RECORDS FOR PROCESSING below:
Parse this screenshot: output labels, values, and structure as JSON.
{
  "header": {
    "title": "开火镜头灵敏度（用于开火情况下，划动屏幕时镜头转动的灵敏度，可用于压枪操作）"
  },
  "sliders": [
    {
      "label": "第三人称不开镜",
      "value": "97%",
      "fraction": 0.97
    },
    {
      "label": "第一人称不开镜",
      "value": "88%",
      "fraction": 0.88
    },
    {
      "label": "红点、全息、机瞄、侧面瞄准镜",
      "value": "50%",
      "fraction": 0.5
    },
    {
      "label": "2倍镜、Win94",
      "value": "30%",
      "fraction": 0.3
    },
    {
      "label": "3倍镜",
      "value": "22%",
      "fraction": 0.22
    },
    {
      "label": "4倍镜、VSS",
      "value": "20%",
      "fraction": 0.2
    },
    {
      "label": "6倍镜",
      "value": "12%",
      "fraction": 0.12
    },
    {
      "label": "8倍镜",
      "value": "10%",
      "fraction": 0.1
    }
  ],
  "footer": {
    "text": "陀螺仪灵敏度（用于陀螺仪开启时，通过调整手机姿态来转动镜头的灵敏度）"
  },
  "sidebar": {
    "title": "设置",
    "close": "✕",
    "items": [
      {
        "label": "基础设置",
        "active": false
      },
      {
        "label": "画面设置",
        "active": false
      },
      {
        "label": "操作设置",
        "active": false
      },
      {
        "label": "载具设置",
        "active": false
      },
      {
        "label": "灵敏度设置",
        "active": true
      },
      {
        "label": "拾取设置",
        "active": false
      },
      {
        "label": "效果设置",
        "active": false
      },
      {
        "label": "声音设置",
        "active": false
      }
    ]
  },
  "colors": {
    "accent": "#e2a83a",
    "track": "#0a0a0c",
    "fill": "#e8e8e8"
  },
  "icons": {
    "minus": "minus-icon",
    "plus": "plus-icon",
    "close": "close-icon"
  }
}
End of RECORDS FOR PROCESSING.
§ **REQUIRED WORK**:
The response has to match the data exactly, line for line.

§ **EXPECTED ANSWER**:
Parse this screenshot: output labels, values, and structure as JSON.
{
  "header": {
    "title": "开火镜头灵敏度（用于开火情况下，划动屏幕时镜头转动的灵敏度，可用于压枪操作）"
  },
  "sliders": [
    {
      "label": "第三人称不开镜",
      "value": "97%",
      "fraction": 0.97
    },
    {
      "label": "第一人称不开镜",
      "value": "88%",
      "fraction": 0.88
    },
    {
      "label": "红点、全息、机瞄、侧面瞄准镜",
      "value": "50%",
      "fraction": 0.5
    },
    {
      "label": "2倍镜、Win94",
      "value": "30%",
      "fraction": 0.3
    },
    {
      "label": "3倍镜",
      "value": "22%",
      "fraction": 0.22
    },
    {
      "label": "4倍镜、VSS",
      "value": "20%",
      "fraction": 0.2
    },
    {
      "label": "6倍镜",
      "value": "12%",
      "fraction": 0.12
    },
    {
      "label": "8倍镜",
      "value": "10%",
      "fraction": 0.1
    }
  ],
  "footer": {
    "text": "陀螺仪灵敏度（用于陀螺仪开启时，通过调整手机姿态来转动镜头的灵敏度）"
  },
  "sidebar": {
    "title": "设置",
    "close": "✕",
    "items": [
      {
        "label": "基础设置",
        "active": false
      },
      {
        "label": "画面设置",
        "active": false
      },
      {
        "label": "操作设置",
        "active": false
      },
      {
        "label": "载具设置",
        "active": false
      },
      {
        "label": "灵敏度设置",
        "active": true
      },
      {
        "label": "拾取设置",
        "active": false
      },
      {
        "label": "效果设置",
        "active": false
      },
      {
        "label": "声音设置",
        "active": false
      }
    ]
  },
  "colors": {
    "accent": "#e2a83a",
    "track": "#0a0a0c",
    "fill": "#e8e8e8"
  },
  "icons": {
    "minus": "minus-icon",
    "plus": "plus-icon",
    "close": "close-icon"
  }
}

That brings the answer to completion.